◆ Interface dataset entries

BEGIN

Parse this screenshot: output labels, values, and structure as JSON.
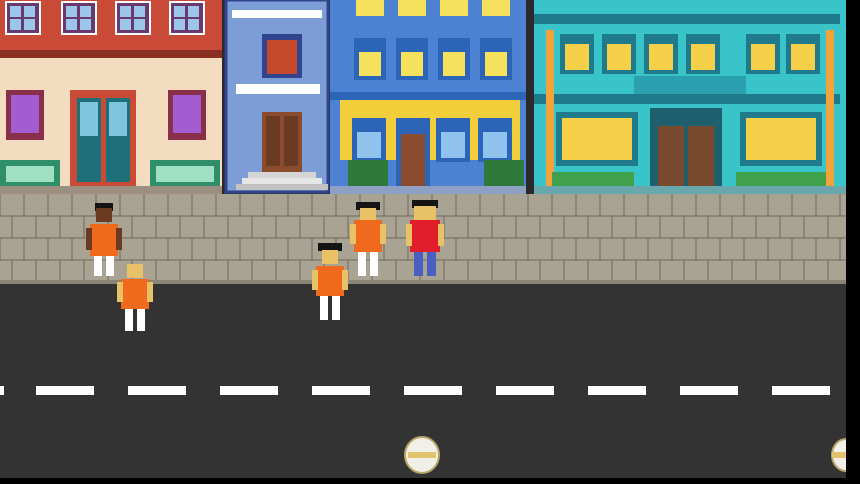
{
  "scene": {
    "type": "pixel-art street game",
    "colors": {
      "sky": "#0e0e0e",
      "sidewalk": "#a9a394",
      "sidewalk_line": "#6f6a5e",
      "road": "#333333",
      "lane_marking": "#ffffff",
      "orange_shirt": "#f06a1e",
      "red_shirt": "#e01e2a",
      "blue_pants": "#4a5fc0",
      "skin": "#e9c268",
      "hair_black": "#141414"
    }
  },
  "buildings": [
    {
      "name": "brick-shop",
      "wall": "#f3dcc0",
      "trim": "#c94a36",
      "accent": "#2f8f6a"
    },
    {
      "name": "blue-townhouse",
      "wall": "#7d9dd6",
      "trim": "#31458f",
      "accent": "#8a4b2e"
    },
    {
      "name": "blue-yellow-rowhouse",
      "wall": "#4d82d2",
      "trim": "#f2cf3a",
      "accent": "#2c64b8"
    },
    {
      "name": "teal-victorian",
      "wall": "#39c4c9",
      "trim": "#f3a23c",
      "accent": "#1f7b8b"
    }
  ],
  "characters": [
    {
      "name": "pedestrian-orange-dark-skin",
      "shirt": "#f06a1e",
      "pants": "#ffffff",
      "hair": "#141414",
      "skin": "#6b3a22"
    },
    {
      "name": "pedestrian-orange-bald",
      "shirt": "#f06a1e",
      "pants": "#ffffff",
      "hair": "none",
      "skin": "#e9c268"
    },
    {
      "name": "pedestrian-orange-black-hair-center",
      "shirt": "#f06a1e",
      "pants": "#ffffff",
      "hair": "#141414",
      "skin": "#e9c268"
    },
    {
      "name": "pedestrian-orange-black-hair-right",
      "shirt": "#f06a1e",
      "pants": "#ffffff",
      "hair": "#141414",
      "skin": "#e9c268"
    },
    {
      "name": "player-red-shirt",
      "shirt": "#e01e2a",
      "pants": "#4a5fc0",
      "hair": "#141414",
      "skin": "#e9c268"
    }
  ],
  "items": [
    {
      "name": "helmet-item-center"
    },
    {
      "name": "helmet-item-right-edge"
    }
  ]
}
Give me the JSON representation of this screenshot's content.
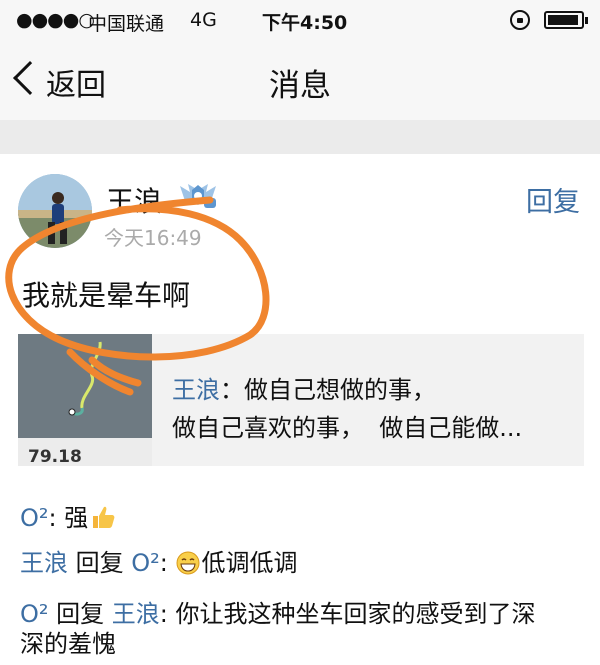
{
  "status_bar": {
    "signal": "●●●●○",
    "carrier": "中国联通",
    "network": "4G",
    "time": "下午4:50"
  },
  "nav": {
    "back_label": "返回",
    "title": "消息"
  },
  "post": {
    "username": "王浪",
    "timestamp": "今天16:49",
    "reply_label": "回复",
    "text": "我就是晕车啊",
    "share": {
      "author": "王浪",
      "sep": "：",
      "line1": "做自己想做的事，",
      "line2": "做自己喜欢的事，  做自己能做...",
      "thumb_number": "79.18"
    }
  },
  "comments": [
    {
      "author": "O²",
      "sep": ": ",
      "text": "强"
    },
    {
      "author": "王浪",
      "reply_word": " 回复 ",
      "target": "O²",
      "sep": ": ",
      "text": "低调低调"
    },
    {
      "author": "O²",
      "reply_word": " 回复 ",
      "target": "王浪",
      "sep": ": ",
      "text": "你让我这种坐车回家的感受到了深",
      "text_cont": "深的羞愧"
    }
  ],
  "colors": {
    "link_blue": "#3d6ea3",
    "annotation_orange": "#f0852f"
  }
}
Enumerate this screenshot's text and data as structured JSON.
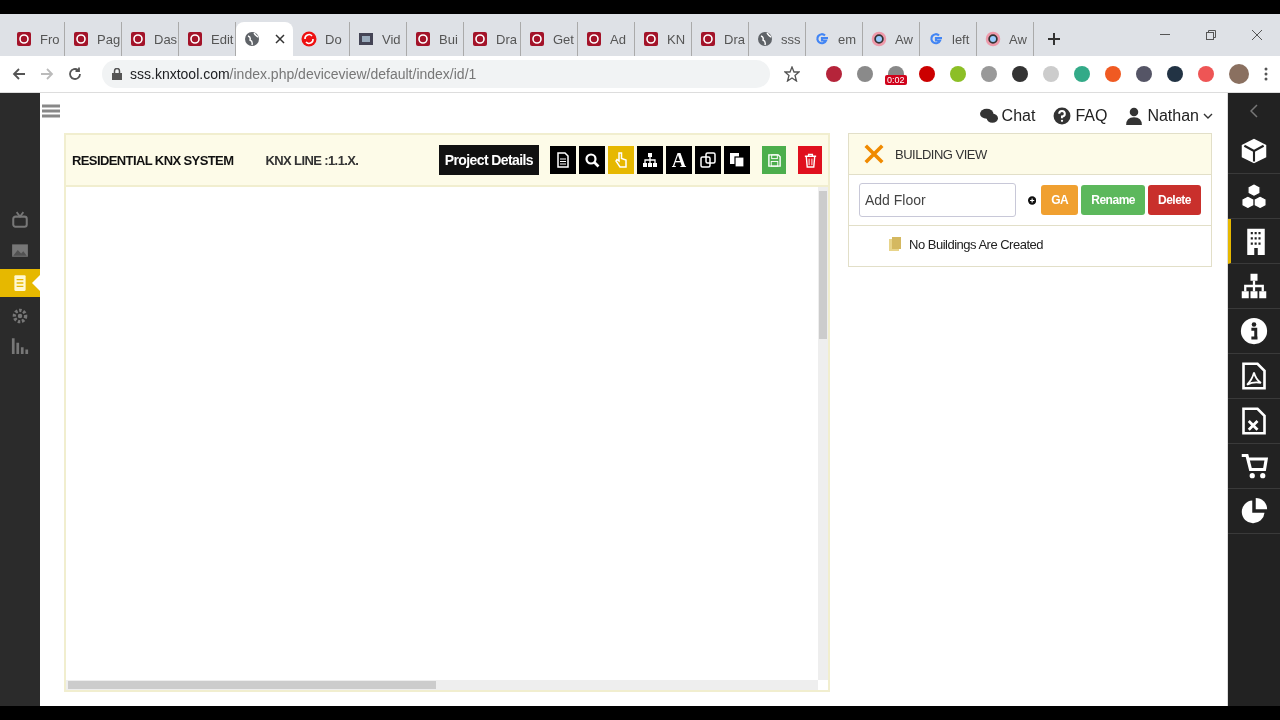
{
  "browser": {
    "tabs": [
      {
        "kind": "app",
        "title": "Fro",
        "selected": false
      },
      {
        "kind": "app",
        "title": "Pag",
        "selected": false
      },
      {
        "kind": "app",
        "title": "Das",
        "selected": false
      },
      {
        "kind": "app",
        "title": "Edit",
        "selected": false
      },
      {
        "kind": "globe",
        "selected": true
      },
      {
        "kind": "sync",
        "title": "Do",
        "selected": false
      },
      {
        "kind": "video",
        "title": "Vid",
        "selected": false
      },
      {
        "kind": "app",
        "title": "Bui",
        "selected": false
      },
      {
        "kind": "app",
        "title": "Dra",
        "selected": false
      },
      {
        "kind": "app",
        "title": "Get",
        "selected": false
      },
      {
        "kind": "app",
        "title": "Ad",
        "selected": false
      },
      {
        "kind": "app",
        "title": "KN",
        "selected": false
      },
      {
        "kind": "app",
        "title": "Dra",
        "selected": false
      },
      {
        "kind": "globe",
        "title": "sss",
        "selected": false
      },
      {
        "kind": "google",
        "title": "em",
        "selected": false
      },
      {
        "kind": "ring",
        "title": "Aw",
        "selected": false
      },
      {
        "kind": "google",
        "title": "left",
        "selected": false
      },
      {
        "kind": "ring",
        "title": "Aw",
        "selected": false
      }
    ],
    "address": {
      "domain": "sss.knxtool.com",
      "path": "/index.php/deviceview/default/index/id/1"
    },
    "extension_badge": "0:02"
  },
  "header": {
    "links": [
      {
        "kind": "chat",
        "label": "Chat"
      },
      {
        "kind": "question",
        "label": "FAQ"
      },
      {
        "kind": "user",
        "label": "Nathan"
      }
    ]
  },
  "left_nav": [
    {
      "kind": "tv",
      "selected": false
    },
    {
      "kind": "image",
      "selected": false
    },
    {
      "kind": "list",
      "selected": true
    },
    {
      "kind": "gear",
      "selected": false
    },
    {
      "kind": "bars",
      "selected": false
    }
  ],
  "project": {
    "title": "RESIDENTIAL KNX SYSTEM",
    "line": "KNX LINE :1.1.X.",
    "details_button": "Project Details",
    "tools": [
      {
        "kind": "document",
        "selected": false
      },
      {
        "kind": "search",
        "selected": false
      },
      {
        "kind": "hand",
        "selected": true
      },
      {
        "kind": "sitemap",
        "selected": false
      },
      {
        "kind": "letter",
        "label": "A",
        "selected": false
      },
      {
        "kind": "copy",
        "selected": false
      },
      {
        "kind": "paste",
        "selected": false
      }
    ],
    "actions": [
      {
        "kind": "save",
        "color": "#4cae4c"
      },
      {
        "kind": "trash",
        "color": "#e0101e"
      }
    ]
  },
  "building_view": {
    "title": "BUILDING VIEW",
    "placeholder": "Add Floor",
    "buttons": [
      {
        "label": "GA",
        "color": "#f0a030"
      },
      {
        "label": "Rename",
        "color": "#5cb85c"
      },
      {
        "label": "Delete",
        "color": "#c9302c"
      }
    ],
    "empty_message": "No Buildings Are Created"
  },
  "right_nav": [
    {
      "kind": "cube",
      "selected": false
    },
    {
      "kind": "cubes",
      "selected": false
    },
    {
      "kind": "building",
      "selected": true
    },
    {
      "kind": "sitemap",
      "selected": false
    },
    {
      "kind": "info",
      "selected": false
    },
    {
      "kind": "pdf",
      "selected": false
    },
    {
      "kind": "excel",
      "selected": false
    },
    {
      "kind": "cart",
      "selected": false
    },
    {
      "kind": "pie",
      "selected": false
    }
  ]
}
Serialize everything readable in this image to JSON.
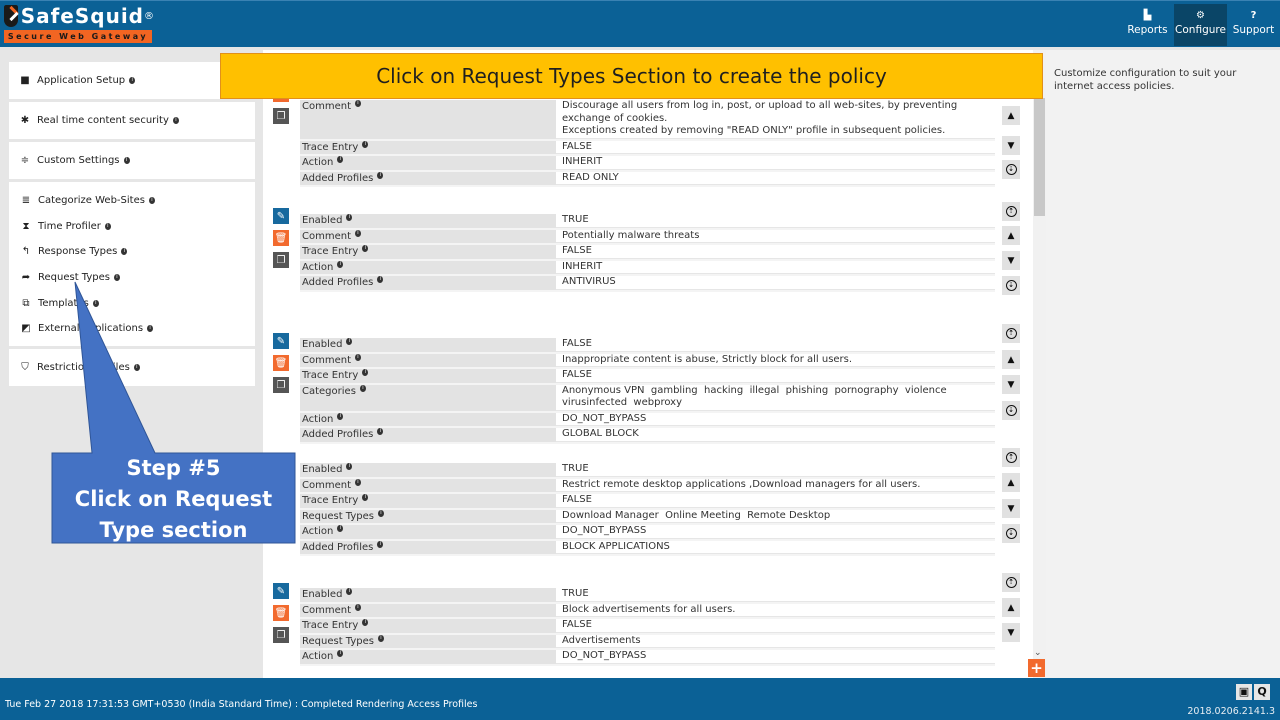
{
  "header": {
    "brand": "SafeSquid",
    "brand_mark": "®",
    "tagline": "Secure Web Gateway",
    "nav": [
      {
        "label": "Reports",
        "icon": "area-chart-icon",
        "glyph": "▙",
        "active": false
      },
      {
        "label": "Configure",
        "icon": "cogs-icon",
        "glyph": "⚙",
        "active": true
      },
      {
        "label": "Support",
        "icon": "question-circle-icon",
        "glyph": "?",
        "active": false
      }
    ]
  },
  "sidebar": {
    "sections": [
      {
        "label": "Application Setup",
        "icon": "briefcase-icon",
        "glyph": "■"
      },
      {
        "label": "Real time content security",
        "icon": "bug-icon",
        "glyph": "✱"
      },
      {
        "label": "Custom Settings",
        "icon": "sliders-icon",
        "glyph": "≑"
      }
    ],
    "sub_items": [
      {
        "label": "Categorize Web-Sites",
        "icon": "database-icon",
        "glyph": "≣"
      },
      {
        "label": "Time Profiler",
        "icon": "hourglass-icon",
        "glyph": "⧗"
      },
      {
        "label": "Response Types",
        "icon": "reply-icon",
        "glyph": "↰"
      },
      {
        "label": "Request Types",
        "icon": "share-icon",
        "glyph": "➦"
      },
      {
        "label": "Templates",
        "icon": "object-group-icon",
        "glyph": "⧉"
      },
      {
        "label": "External applications",
        "icon": "external-link-icon",
        "glyph": "◩"
      }
    ],
    "bottom": {
      "label": "Restriction Profiles",
      "icon": "shield-icon",
      "glyph": "⛉"
    }
  },
  "banner": {
    "text": "Click on Request Types Section to create the policy"
  },
  "callout": {
    "line1": "Step #5",
    "line2": "Click on Request",
    "line3": "Type section"
  },
  "right_panel": {
    "text": "Customize configuration to suit your internet access policies."
  },
  "policies": [
    {
      "rows": [
        {
          "key": "Comment",
          "value": "Discourage all users from log in, post, or upload to all web-sites, by preventing exchange of cookies.\nExceptions created by removing \"READ ONLY\" profile in subsequent policies."
        },
        {
          "key": "Trace Entry",
          "value": "FALSE"
        },
        {
          "key": "Action",
          "value": "INHERIT"
        },
        {
          "key": "Added Profiles",
          "value": "READ ONLY"
        }
      ]
    },
    {
      "rows": [
        {
          "key": "Enabled",
          "value": "TRUE"
        },
        {
          "key": "Comment",
          "value": "Potentially malware threats"
        },
        {
          "key": "Trace Entry",
          "value": "FALSE"
        },
        {
          "key": "Action",
          "value": "INHERIT"
        },
        {
          "key": "Added Profiles",
          "value": "ANTIVIRUS"
        }
      ]
    },
    {
      "rows": [
        {
          "key": "Enabled",
          "value": "FALSE"
        },
        {
          "key": "Comment",
          "value": "Inappropriate content is abuse, Strictly block for all users."
        },
        {
          "key": "Trace Entry",
          "value": "FALSE"
        },
        {
          "key": "Categories",
          "value": "Anonymous VPN  gambling  hacking  illegal  phishing  pornography  violence\nvirusinfected  webproxy"
        },
        {
          "key": "Action",
          "value": "DO_NOT_BYPASS"
        },
        {
          "key": "Added Profiles",
          "value": "GLOBAL BLOCK"
        }
      ]
    },
    {
      "rows": [
        {
          "key": "Enabled",
          "value": "TRUE"
        },
        {
          "key": "Comment",
          "value": "Restrict remote desktop applications ,Download managers for all users."
        },
        {
          "key": "Trace Entry",
          "value": "FALSE"
        },
        {
          "key": "Request Types",
          "value": "Download Manager  Online Meeting  Remote Desktop"
        },
        {
          "key": "Action",
          "value": "DO_NOT_BYPASS"
        },
        {
          "key": "Added Profiles",
          "value": "BLOCK APPLICATIONS"
        }
      ]
    },
    {
      "rows": [
        {
          "key": "Enabled",
          "value": "TRUE"
        },
        {
          "key": "Comment",
          "value": "Block advertisements for all users."
        },
        {
          "key": "Trace Entry",
          "value": "FALSE"
        },
        {
          "key": "Request Types",
          "value": "Advertisements"
        },
        {
          "key": "Action",
          "value": "DO_NOT_BYPASS"
        }
      ]
    }
  ],
  "policy_buttons": {
    "edit": "✎",
    "delete": "🗑",
    "copy": "❐"
  },
  "order_buttons": {
    "top": "⇡",
    "up": "▲",
    "down": "▼",
    "bottom": "⇣"
  },
  "add_button": "+",
  "footer": {
    "status": "Tue Feb 27 2018 17:31:53 GMT+0530 (India Standard Time) : Completed Rendering Access Profiles",
    "version": "2018.0206.2141.3",
    "tools": [
      {
        "name": "save-icon",
        "glyph": "▣"
      },
      {
        "name": "search-icon",
        "glyph": "Q"
      }
    ]
  }
}
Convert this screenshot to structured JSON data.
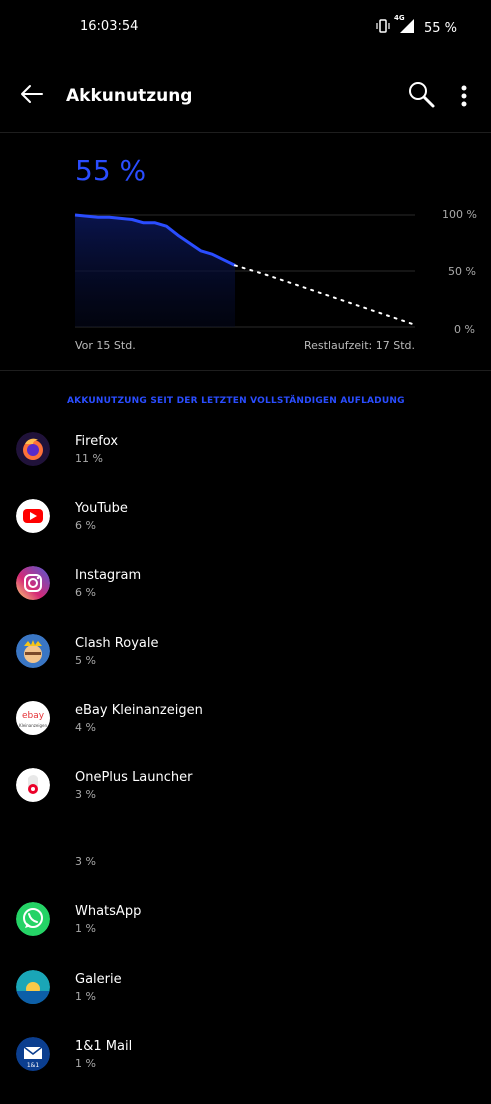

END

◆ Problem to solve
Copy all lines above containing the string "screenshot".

◆ Answer space
Parse this screenshot: output labels, values, and structure as JSON.
Give me the JSON representation of this screenshot's content.
Enumerate this screenshot's text and data as structured JSON.
Convert this screenshot to structured JSON data.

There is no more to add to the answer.